The early part of last week we had some more snow up here in the Berwyn mountains North Wales. Our small holding is very remote and as such it's easy to get cut off, the good thing is though is that we have an abundance of birdlife and most species tolerate my photographing them a close quarters. In snow my two favourite common species to photograph is the robin and blue tit, I feel their colours stand out well against the snow also from a commercial point of view robin's and snow make sense. Below is a few pictures I took, the first one was used in the Telegraph online as well as a small cut out in the Star, I also had some of my latest starling shots used last week, most notably the double page Eyewitness page in the Guardian, the images of these can be seen in the blogpost below this one.
At the weekend my good friend and fellow wildlife photographer, Dan Trim came up to North Wales to stay. Our main target was the Starling murmuration at Aberystwth pier. Saturday afternoon we headed west to be set up in plenty of time for the arrival of the starlings. As the sun began to drop small flock's arrived flying high above the sea front houses waiting for reinforcements to arrive, while this was happening the light was really starting to kick off. Black clouds were rolling in from the sea, bringing rain and hail showers but the sun still managed to shine through.

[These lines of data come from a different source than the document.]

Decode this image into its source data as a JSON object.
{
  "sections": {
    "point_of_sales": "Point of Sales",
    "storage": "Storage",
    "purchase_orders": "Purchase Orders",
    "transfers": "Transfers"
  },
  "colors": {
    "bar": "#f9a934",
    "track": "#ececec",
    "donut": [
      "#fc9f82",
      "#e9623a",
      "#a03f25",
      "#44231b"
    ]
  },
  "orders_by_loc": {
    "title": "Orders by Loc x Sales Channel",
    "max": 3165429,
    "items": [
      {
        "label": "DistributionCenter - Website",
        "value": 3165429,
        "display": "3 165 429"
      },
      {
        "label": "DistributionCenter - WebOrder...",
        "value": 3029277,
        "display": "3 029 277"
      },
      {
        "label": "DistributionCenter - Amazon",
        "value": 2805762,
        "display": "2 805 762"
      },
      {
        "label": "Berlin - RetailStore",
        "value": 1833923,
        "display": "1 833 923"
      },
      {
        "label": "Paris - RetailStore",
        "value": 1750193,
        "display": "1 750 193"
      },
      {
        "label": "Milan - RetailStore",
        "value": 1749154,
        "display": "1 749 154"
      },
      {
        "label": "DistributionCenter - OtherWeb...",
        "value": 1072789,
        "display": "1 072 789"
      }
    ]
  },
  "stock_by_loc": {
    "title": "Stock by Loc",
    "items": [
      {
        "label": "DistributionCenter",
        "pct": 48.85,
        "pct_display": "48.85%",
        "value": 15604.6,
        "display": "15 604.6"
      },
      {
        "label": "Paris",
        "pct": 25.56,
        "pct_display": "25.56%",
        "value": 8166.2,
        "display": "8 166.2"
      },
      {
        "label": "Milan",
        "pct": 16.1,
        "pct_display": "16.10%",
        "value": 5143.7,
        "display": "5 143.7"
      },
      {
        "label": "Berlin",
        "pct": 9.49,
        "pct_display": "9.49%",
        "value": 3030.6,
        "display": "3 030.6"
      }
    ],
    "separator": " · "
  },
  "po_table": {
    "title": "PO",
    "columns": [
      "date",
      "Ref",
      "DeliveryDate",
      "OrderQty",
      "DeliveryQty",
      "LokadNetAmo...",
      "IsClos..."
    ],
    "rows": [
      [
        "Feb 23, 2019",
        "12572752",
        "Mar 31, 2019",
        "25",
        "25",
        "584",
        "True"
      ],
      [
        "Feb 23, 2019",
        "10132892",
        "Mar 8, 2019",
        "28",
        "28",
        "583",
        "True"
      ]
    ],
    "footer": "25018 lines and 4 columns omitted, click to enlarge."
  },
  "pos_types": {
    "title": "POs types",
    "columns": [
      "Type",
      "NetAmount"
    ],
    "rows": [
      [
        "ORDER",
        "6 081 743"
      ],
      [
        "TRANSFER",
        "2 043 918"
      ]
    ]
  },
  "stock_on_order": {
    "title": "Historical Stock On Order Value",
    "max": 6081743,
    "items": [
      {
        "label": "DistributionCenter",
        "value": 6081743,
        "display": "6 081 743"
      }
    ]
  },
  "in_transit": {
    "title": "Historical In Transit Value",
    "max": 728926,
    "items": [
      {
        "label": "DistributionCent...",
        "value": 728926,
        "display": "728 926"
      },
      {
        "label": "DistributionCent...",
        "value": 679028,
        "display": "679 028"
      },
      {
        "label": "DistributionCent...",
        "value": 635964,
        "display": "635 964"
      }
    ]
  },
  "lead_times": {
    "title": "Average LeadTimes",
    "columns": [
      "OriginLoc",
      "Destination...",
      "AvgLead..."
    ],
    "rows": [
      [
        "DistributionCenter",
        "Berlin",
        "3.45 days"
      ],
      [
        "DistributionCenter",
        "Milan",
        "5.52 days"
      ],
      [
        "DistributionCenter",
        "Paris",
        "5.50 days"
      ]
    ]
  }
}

Although I'd visited the murmuration once before the numbers of starlings that arrived on saturday evening blew me away. Below are a selection of photo's from saturday evening but to really appreciate the murmuration I suggest you visit. The murmuration happens every winter and I highly recommend it.